The U.S. Forest Service has denied Minnesota’s request for the research from an aborted federal study about the impacts of copper mining on the Superior National Forest and its Boundary Waters Canoe Area Wilderness.
Department of Natural Resources (DNR) Commissioner Sarah Strommen requested the unreleased research in a letter last month to Bob Lueckel, regional head of the Forest Service in Milwaukee. Her agency needs the research, she wrote, because it is in charge of doing an in-depth environmental review of the copper-nickel mine plan that Twin Metals Minnesota has submitted.
Lueckel responded that the Forest Service study was never completed, reviewed or formally approved and so it won’t give Minnesota the information.
“Not only are the incomplete data and documents deliberative pre-decision materials, but also reliance on potentially irrelevant and unreviewed data and analyses will only hinder our collective efforts to develop a sound environmental analysis of the current proposal,” Lueckel wrote in his letter, dated April 13.
DNR assistant commissioner Jess Richards, who provided a copy of the letter, called the situation “complex.”
“The DNR has not yet determined how we will respond to the USFS letter nor any implications their response may have to our review of the Twin Metals proposal,” Richards said in an interview.
The DNR is early in the process of scoping out what the environmental impact statement will cover.
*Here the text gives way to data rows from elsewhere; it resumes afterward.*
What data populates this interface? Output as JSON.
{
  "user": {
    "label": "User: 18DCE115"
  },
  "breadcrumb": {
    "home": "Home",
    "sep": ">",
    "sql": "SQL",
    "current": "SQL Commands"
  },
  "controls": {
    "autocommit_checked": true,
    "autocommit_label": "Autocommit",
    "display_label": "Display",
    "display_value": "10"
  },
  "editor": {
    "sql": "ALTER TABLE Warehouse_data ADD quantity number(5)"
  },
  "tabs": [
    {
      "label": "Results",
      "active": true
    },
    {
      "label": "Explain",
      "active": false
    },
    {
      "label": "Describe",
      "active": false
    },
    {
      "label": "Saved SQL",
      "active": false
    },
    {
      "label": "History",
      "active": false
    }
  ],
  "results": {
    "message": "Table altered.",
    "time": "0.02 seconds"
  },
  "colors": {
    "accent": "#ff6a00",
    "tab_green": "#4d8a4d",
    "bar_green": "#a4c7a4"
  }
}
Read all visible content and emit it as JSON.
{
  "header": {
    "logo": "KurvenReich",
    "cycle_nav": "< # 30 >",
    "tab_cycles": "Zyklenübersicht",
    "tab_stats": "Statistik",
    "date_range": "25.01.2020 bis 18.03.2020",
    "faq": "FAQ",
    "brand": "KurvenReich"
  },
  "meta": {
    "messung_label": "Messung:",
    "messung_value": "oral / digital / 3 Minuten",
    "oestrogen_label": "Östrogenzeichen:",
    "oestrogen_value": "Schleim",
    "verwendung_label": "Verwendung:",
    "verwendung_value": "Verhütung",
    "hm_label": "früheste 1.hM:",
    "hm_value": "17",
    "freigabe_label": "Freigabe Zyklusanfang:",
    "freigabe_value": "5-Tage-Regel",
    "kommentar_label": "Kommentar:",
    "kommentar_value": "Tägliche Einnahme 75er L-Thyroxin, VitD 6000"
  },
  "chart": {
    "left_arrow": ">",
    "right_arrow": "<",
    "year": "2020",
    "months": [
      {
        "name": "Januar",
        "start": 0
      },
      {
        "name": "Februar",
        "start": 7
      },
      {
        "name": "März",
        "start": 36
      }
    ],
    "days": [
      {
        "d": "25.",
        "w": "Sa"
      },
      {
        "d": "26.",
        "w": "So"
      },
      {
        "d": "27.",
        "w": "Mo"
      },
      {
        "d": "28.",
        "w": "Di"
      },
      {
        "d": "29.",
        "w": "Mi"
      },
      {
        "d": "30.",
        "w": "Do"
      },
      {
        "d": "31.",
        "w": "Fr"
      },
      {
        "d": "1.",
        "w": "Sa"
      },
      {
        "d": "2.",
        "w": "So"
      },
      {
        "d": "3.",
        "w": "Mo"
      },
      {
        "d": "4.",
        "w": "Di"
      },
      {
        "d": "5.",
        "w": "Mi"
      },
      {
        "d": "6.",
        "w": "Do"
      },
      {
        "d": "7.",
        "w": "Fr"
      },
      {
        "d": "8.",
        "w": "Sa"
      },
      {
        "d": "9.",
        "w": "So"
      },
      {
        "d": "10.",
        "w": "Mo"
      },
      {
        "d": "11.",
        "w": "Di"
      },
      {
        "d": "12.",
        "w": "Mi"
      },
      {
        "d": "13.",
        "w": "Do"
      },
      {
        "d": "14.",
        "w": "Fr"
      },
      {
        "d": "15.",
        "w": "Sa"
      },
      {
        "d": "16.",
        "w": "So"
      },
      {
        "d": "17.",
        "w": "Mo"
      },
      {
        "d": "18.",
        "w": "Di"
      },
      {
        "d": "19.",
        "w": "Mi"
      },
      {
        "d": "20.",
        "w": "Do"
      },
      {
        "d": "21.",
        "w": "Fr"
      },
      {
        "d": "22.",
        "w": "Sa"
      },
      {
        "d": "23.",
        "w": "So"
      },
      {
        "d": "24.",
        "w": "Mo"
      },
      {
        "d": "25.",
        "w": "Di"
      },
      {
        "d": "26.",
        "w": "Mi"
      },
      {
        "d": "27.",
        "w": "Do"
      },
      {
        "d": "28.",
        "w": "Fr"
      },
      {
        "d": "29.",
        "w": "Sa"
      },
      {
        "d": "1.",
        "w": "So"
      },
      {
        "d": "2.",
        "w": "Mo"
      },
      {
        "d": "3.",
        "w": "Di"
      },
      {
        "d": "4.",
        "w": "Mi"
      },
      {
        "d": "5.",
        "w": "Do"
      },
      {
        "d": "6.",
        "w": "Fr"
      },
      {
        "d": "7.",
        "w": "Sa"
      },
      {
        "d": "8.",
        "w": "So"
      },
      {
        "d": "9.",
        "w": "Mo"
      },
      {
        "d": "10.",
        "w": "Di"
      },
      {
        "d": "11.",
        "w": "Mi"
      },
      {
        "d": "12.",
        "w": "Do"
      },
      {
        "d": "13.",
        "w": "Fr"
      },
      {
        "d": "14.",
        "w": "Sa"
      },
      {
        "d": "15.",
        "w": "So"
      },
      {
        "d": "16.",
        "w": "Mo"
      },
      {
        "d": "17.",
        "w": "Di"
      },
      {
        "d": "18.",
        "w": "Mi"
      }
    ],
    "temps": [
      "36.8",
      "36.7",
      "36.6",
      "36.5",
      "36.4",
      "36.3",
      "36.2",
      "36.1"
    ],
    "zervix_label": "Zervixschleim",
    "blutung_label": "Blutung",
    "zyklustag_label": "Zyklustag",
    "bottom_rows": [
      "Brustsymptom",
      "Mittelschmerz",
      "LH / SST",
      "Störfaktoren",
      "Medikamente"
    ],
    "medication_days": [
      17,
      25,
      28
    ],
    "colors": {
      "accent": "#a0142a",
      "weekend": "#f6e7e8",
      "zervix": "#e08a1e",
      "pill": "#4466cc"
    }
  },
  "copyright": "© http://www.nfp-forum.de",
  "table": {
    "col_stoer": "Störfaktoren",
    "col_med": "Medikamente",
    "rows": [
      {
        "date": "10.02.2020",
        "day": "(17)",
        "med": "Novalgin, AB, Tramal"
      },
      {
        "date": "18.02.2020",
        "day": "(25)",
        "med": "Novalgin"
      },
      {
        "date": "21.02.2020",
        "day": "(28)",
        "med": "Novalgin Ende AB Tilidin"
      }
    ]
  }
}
Twin Metals submitted its formal plan for a $1 billion copper-nickel mine just outside the Boundary Waters in December.
The U.S. Forest Service and its umbrella agency, the U.S. Department of Agriculture, have defied multiple demands to release the study and its backup materials, including a request from U.S. Rep. Betty McCollum, D-Minn., chairwoman of a key funding subcommittee. It released 60 blacked-out pages to the Wilderness Society only after that organization sued.
The Forest Service study was nixed in Sept. 2018 after nearly two years of work. The USDA said the analysis didn’t reveal anything new and was a “roadblock” to minerals exploration in the Rainy River Watershed.
That was shortly after the Trump administration reinstated two Twin Metals mineral leases, resurrecting the copper-mine project after the Obama administration refused to renew the leases because of the project’s risk to the Boundary Waters.
A federal judge has upheld the Trump administration’s decision to reinstate the leases.
Alison Flint, senior legal director for the Wilderness Society, called the Forest Service’s denial disappointing but not “surprising.”
“The Trump administration has gone to extreme ends to bury the canceled withdrawal study and keep its findings from the public,” Flint said.
“As for the rationale that a publicly funded, science-based environmental assessment that was yanked at the 11th hour is somehow privileged, we will battle that one out in court,” she said. “The public, the state of Minnesota, Congress, and other decisionmakers must have access to the information that was prepared with taxpayer dollars by dedicated resource experts at the Forest Service.”
In an e-mail response, McCollum declared that the Forest Service report “will clearly demonstrate that sulfide-ore copper mining in the Superior National Forest will destroy the Boundary Waters Canoe Area Wilderness.”
“The Minnesota DNR should not spend even one dollar of state taxpayer funds reviewing the Twin Metals project until this report is made public,” she said.
Tom Landwehr, executive director of the Campaign to Save the Boundary Waters, called the Forest Service response “extremely disappointing.”
“Is this the right place for a mine at all? That’s what that document was intending to answer,” Landwehr said. “Without that information we are jumping to the middle of the board game ignoring the first critical steps.”